You can see the Web Console for yourself today by downloading the Firefox 4 beta.
When you open the Web Console from Firefox’s Tools menu (or using the ctrl-shift-K/cmd-shift-K keyboard shortcut), you’ll see a panel drop down from the top of the content area of the browser. In the current Firefox 4 beta release, the panel is empty when it first opens, but the Firefox 4 final release will collect up logging messages even while the console is closed.
The Net, CSS and JS controls determine which of those types of messages from the browser should appear in the output.
Finally, there’s a search box to filter the output based on whatever you type there
Using these controls, you should be able to quickly zero in on the messages that will help you debug a problem with your page.
With the request and response headers and body and the cookies from the request, you can dive deep into the requests made from your web pages.
The console Object
By strategically using the different logging levels, you can make it easy to focus on just the messages that matter to you using the filter controls.
One more note: for Firefox 4, we’re playing it conservatively with the console object. If one is already defined on the page, we won’t override it. As of this writing, there is a bug that prevents the console from working properly on sites that define their own console object, but you can bet we’ll have that bug resolved soon.
For your convenience, the Web Console will automatically try to fill in variable and function names that it knows about:
By using the up and down arrow keys, you can also cycle through the history of commands that you’ve entered.
You can directly access variables that are on the page:
Note that variables that you define in the Web Console are not automatically exposed to the page. If you would like to change a variable on the page, you just need to put “window.” in front of the variable name. For example, if you enter the expression “window.foo = 1″, then the variable “foo” on the page will change to 1.
With access to jQuery and knowledge that Reddit has an element on the page with an id of “header”, it becomes a simple matter to remove the header from the page we’re looking at:
One more note about using the REPL: if your expression returns an object, the console will just show [object Object] currently. However, you can click on [object Object] and see the object inspector:
One nice feature of the object inspector is that it shows you a snapshot in time of the object. You can click the “Update” button if you want to see the current contents of the object.
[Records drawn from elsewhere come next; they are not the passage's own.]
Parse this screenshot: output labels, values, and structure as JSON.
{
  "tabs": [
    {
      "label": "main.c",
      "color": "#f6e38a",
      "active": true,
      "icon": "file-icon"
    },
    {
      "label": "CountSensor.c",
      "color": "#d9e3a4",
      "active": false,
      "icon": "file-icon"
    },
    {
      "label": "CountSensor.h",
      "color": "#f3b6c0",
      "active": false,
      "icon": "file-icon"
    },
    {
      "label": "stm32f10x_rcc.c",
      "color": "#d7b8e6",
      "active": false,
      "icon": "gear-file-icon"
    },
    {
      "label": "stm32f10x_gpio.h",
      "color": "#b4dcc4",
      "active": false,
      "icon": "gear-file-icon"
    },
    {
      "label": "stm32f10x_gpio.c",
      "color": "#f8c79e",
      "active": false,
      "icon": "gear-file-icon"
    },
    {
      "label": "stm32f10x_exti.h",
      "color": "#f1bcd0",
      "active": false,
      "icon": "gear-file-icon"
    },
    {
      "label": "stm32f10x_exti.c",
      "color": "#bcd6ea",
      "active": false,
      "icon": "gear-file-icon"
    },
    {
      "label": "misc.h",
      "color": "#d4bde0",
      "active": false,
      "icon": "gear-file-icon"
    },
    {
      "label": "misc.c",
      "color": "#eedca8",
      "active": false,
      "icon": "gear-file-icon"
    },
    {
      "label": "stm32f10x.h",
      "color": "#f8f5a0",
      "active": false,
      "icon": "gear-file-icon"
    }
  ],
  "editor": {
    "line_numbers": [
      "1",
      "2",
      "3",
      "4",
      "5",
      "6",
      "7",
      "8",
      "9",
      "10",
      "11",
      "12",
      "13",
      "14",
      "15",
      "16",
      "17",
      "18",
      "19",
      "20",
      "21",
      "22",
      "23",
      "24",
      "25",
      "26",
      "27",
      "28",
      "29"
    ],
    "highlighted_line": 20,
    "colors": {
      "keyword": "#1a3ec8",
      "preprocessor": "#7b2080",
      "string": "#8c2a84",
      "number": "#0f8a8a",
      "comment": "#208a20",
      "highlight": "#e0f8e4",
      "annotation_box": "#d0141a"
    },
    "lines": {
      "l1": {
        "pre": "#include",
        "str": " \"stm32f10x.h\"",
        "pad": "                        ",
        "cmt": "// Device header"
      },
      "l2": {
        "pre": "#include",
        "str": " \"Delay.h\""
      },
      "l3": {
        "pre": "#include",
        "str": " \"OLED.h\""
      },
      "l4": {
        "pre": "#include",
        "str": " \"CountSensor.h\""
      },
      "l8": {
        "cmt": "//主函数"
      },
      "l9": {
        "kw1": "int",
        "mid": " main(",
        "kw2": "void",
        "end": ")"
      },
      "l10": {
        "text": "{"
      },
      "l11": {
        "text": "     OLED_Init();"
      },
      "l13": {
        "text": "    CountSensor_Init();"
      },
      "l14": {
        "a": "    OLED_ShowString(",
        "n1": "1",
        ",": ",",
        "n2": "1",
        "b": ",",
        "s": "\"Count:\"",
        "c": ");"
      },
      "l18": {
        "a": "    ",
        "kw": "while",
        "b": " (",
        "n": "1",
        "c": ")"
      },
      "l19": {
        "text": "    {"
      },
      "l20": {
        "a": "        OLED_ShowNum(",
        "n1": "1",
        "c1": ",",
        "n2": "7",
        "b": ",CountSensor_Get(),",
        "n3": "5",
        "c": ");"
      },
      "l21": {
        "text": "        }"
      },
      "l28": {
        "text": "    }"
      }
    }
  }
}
The Firebug add-on has millions of users and has been making web development easier for years. If you’re one of those users, you’re probably wondering why the Web Console exists when Firebug already provides a console and much, much more. Back at the beginning of this post, I talked about how useful a REPL and print are in debugging, experimentation and learning. These things are so fundamental that we wanted them to exist in Firefox with no add-ons required.
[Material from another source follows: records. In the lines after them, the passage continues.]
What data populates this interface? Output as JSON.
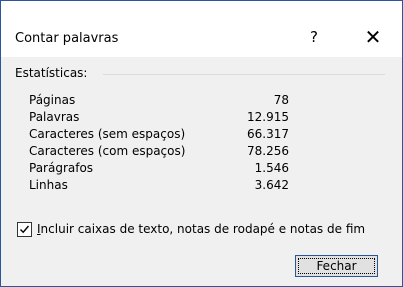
{
  "dialog": {
    "title": "Contar palavras",
    "help_label": "?",
    "close_glyph": "✕"
  },
  "statistics": {
    "heading": "Estatísticas:",
    "rows": [
      {
        "label": "Páginas",
        "value": "78"
      },
      {
        "label": "Palavras",
        "value": "12.915"
      },
      {
        "label": "Caracteres (sem espaços)",
        "value": "66.317"
      },
      {
        "label": "Caracteres (com espaços)",
        "value": "78.256"
      },
      {
        "label": "Parágrafos",
        "value": "1.546"
      },
      {
        "label": "Linhas",
        "value": "3.642"
      }
    ]
  },
  "option": {
    "checked": true,
    "label_first_letter": "I",
    "label_rest": "ncluir caixas de texto, notas de rodapé e notas de fim"
  },
  "buttons": {
    "close_label": "Fechar"
  },
  "colors": {
    "accent": "#2b579a",
    "background": "#f0f0f0"
  }
}
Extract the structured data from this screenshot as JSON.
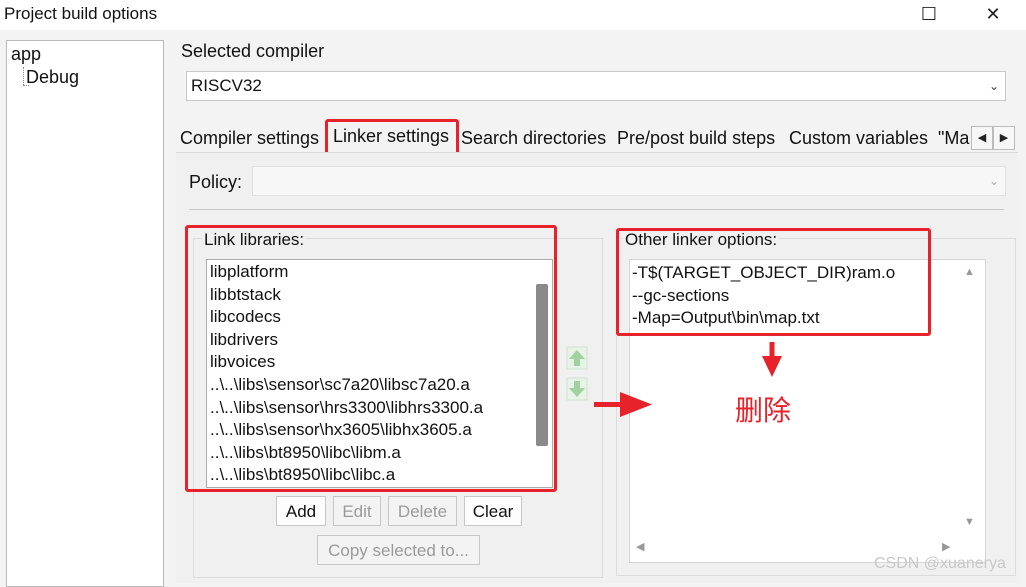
{
  "window": {
    "title": "Project build options",
    "maximize_glyph": "☐",
    "close_glyph": "✕"
  },
  "tree": {
    "root": "app",
    "child": "Debug"
  },
  "compiler": {
    "label": "Selected compiler",
    "value": "RISCV32"
  },
  "tabs": [
    {
      "label": "Compiler settings"
    },
    {
      "label": "Linker settings"
    },
    {
      "label": "Search directories"
    },
    {
      "label": "Pre/post build steps"
    },
    {
      "label": "Custom variables"
    },
    {
      "label": "\"Ma"
    }
  ],
  "tab_scroll": {
    "left": "◀",
    "right": "▶"
  },
  "policy": {
    "label": "Policy:",
    "value": ""
  },
  "link_libraries": {
    "label": "Link libraries:",
    "items": [
      "libplatform",
      "libbtstack",
      "libcodecs",
      "libdrivers",
      "libvoices",
      "..\\..\\libs\\sensor\\sc7a20\\libsc7a20.a",
      "..\\..\\libs\\sensor\\hrs3300\\libhrs3300.a",
      "..\\..\\libs\\sensor\\hx3605\\libhx3605.a",
      "..\\..\\libs\\bt8950\\libc\\libm.a",
      "..\\..\\libs\\bt8950\\libc\\libc.a"
    ],
    "buttons": {
      "add": "Add",
      "edit": "Edit",
      "delete": "Delete",
      "clear": "Clear",
      "copy": "Copy selected to..."
    }
  },
  "other_linker_options": {
    "label": "Other linker options:",
    "lines": [
      "-T$(TARGET_OBJECT_DIR)ram.o",
      "--gc-sections",
      "-Map=Output\\bin\\map.txt"
    ]
  },
  "annotation": {
    "text": "删除",
    "color": "#e8222b"
  },
  "watermark": "CSDN @xuanerya",
  "colors": {
    "highlight_red": "#e8222b",
    "arrow_green": "#5cb85c"
  }
}
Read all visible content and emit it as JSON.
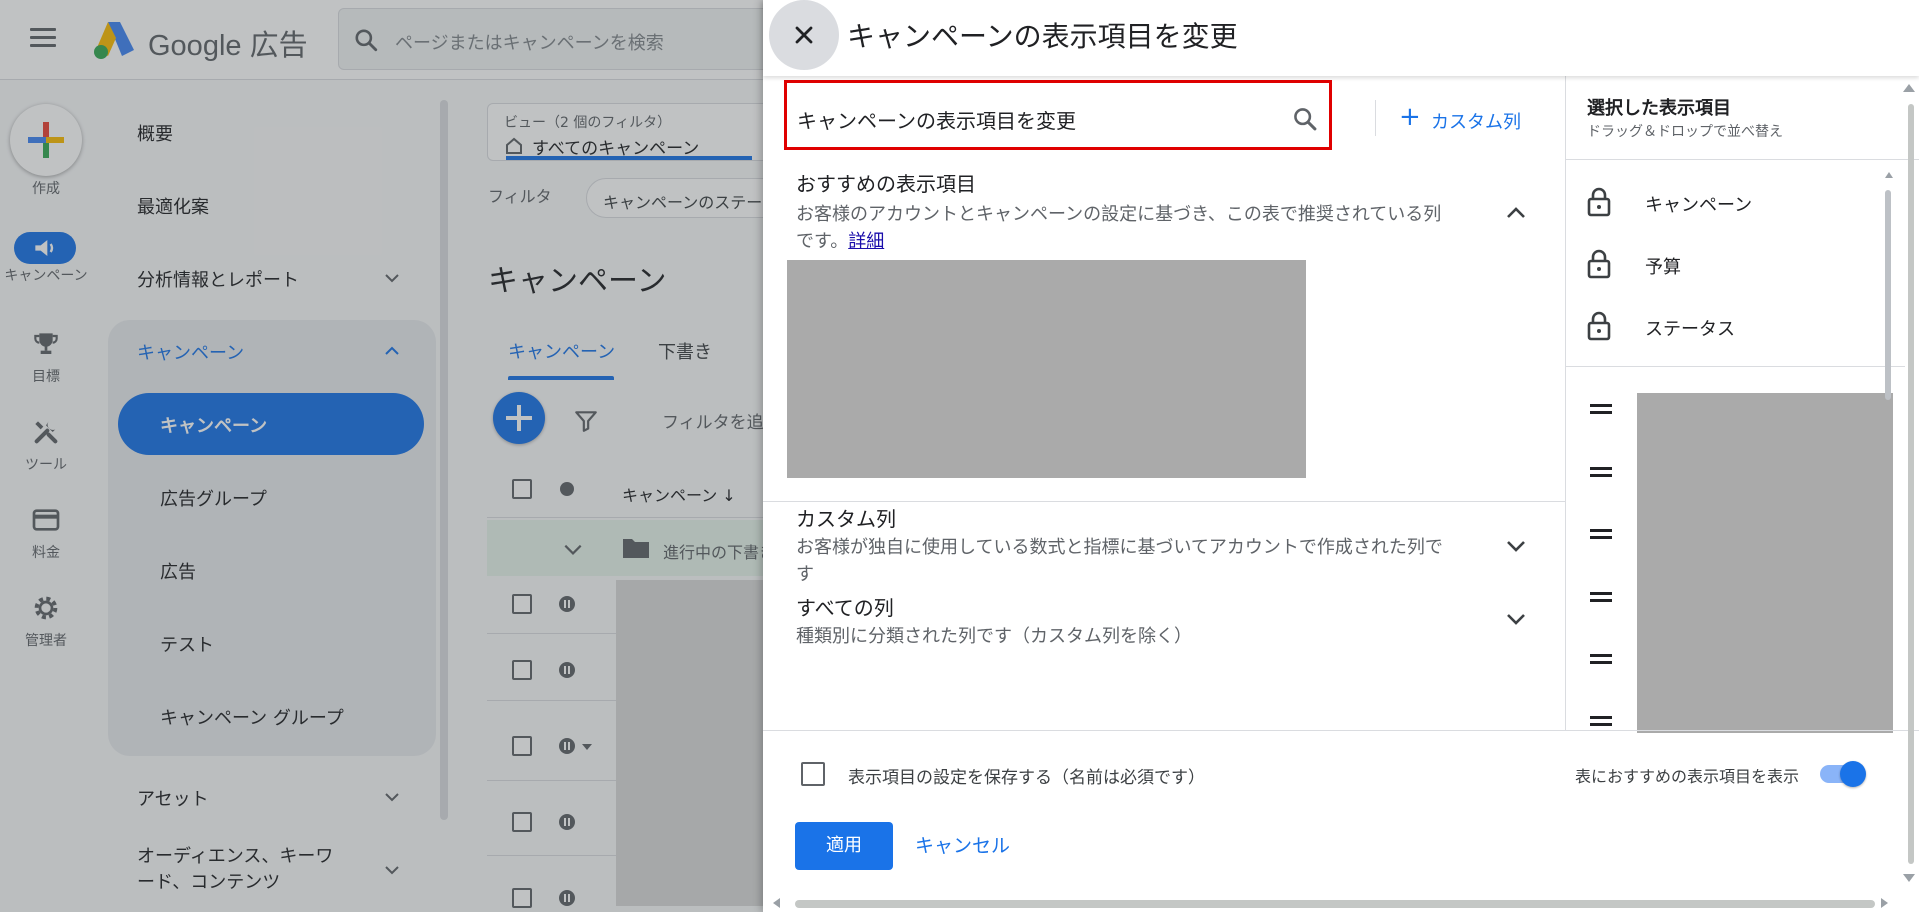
{
  "app": {
    "brand": "Google 広告",
    "search_placeholder": "ページまたはキャンペーンを検索"
  },
  "rail": {
    "create": "作成",
    "campaigns": "キャンペーン",
    "goals": "目標",
    "tools": "ツール",
    "billing": "料金",
    "admin": "管理者"
  },
  "nav": {
    "overview": "概要",
    "recommendations": "最適化案",
    "insights": "分析情報とレポート",
    "campaigns_group": "キャンペーン",
    "campaigns": "キャンペーン",
    "ad_groups": "広告グループ",
    "ads": "広告",
    "experiments": "テスト",
    "campaign_groups": "キャンペーン グループ",
    "assets": "アセット",
    "audiences": "オーディエンス、キーワード、コンテンツ"
  },
  "main": {
    "view_label": "ビュー（2 個のフィルタ）",
    "view_value": "すべてのキャンペーン",
    "filter_label": "フィルタ",
    "filter_chip": "キャンペーンのステー",
    "heading": "キャンペーン",
    "tabs": [
      "キャンペーン",
      "下書き"
    ],
    "add_filter": "フィルタを追",
    "column_campaign": "キャンペーン",
    "draft_row": "進行中の下書き"
  },
  "dialog": {
    "title": "キャンペーンの表示項目を変更",
    "search_value": "キャンペーンの表示項目を変更",
    "custom_column_button": "カスタム列",
    "sections": [
      {
        "title": "おすすめの表示項目",
        "desc": "お客様のアカウントとキャンペーンの設定に基づき、この表で推奨されている列です。",
        "link": "詳細",
        "expanded": true
      },
      {
        "title": "カスタム列",
        "desc": "お客様が独自に使用している数式と指標に基づいてアカウントで作成された列です",
        "expanded": false
      },
      {
        "title": "すべての列",
        "desc": "種類別に分類された列です（カスタム列を除く）",
        "expanded": false
      }
    ],
    "selected_panel": {
      "title": "選択した表示項目",
      "subtitle": "ドラッグ＆ドロップで並べ替え",
      "locked": [
        "キャンペーン",
        "予算",
        "ステータス"
      ]
    },
    "save_checkbox_label": "表示項目の設定を保存する（名前は必須です）",
    "save_checked": false,
    "toggle_label": "表におすすめの表示項目を表示",
    "toggle_on": true,
    "apply": "適用",
    "cancel": "キャンセル"
  },
  "colors": {
    "accent": "#1a73e8",
    "highlight_border": "#e00000",
    "redacted": "#aaaaaa"
  }
}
Consider this case: you’re a web developer and you have a distant user of your application. They’re running into a problem with your app. They can tell you what’s on the screen, but they have no way of sharing a view of what the application has done to that point. If you have useful logging messages in your app, you can ask the user to copy the console output into an email message and send it to you, all without requiring them to install an add-on.
The Web Console is not a replacement for Firebug, but it will be a great tool to have in a pinch.
What’s Next for the Web Console?
We’re still in the middle of the Firefox 4 beta test cycle, so you can expect to see additional improvements and polish as the beta progresses and we head to the release of Firefox 4. If you’d like to get involved and help make the Firefox developer tools beyond awesome, talk to us! Discussion about the Firefox developer tools comes on the dev-apps-firefox mailing list/newsgroup and in realtime in the #devtools channel on irc.mozilla.org. I’m also happy to receive feedback by email.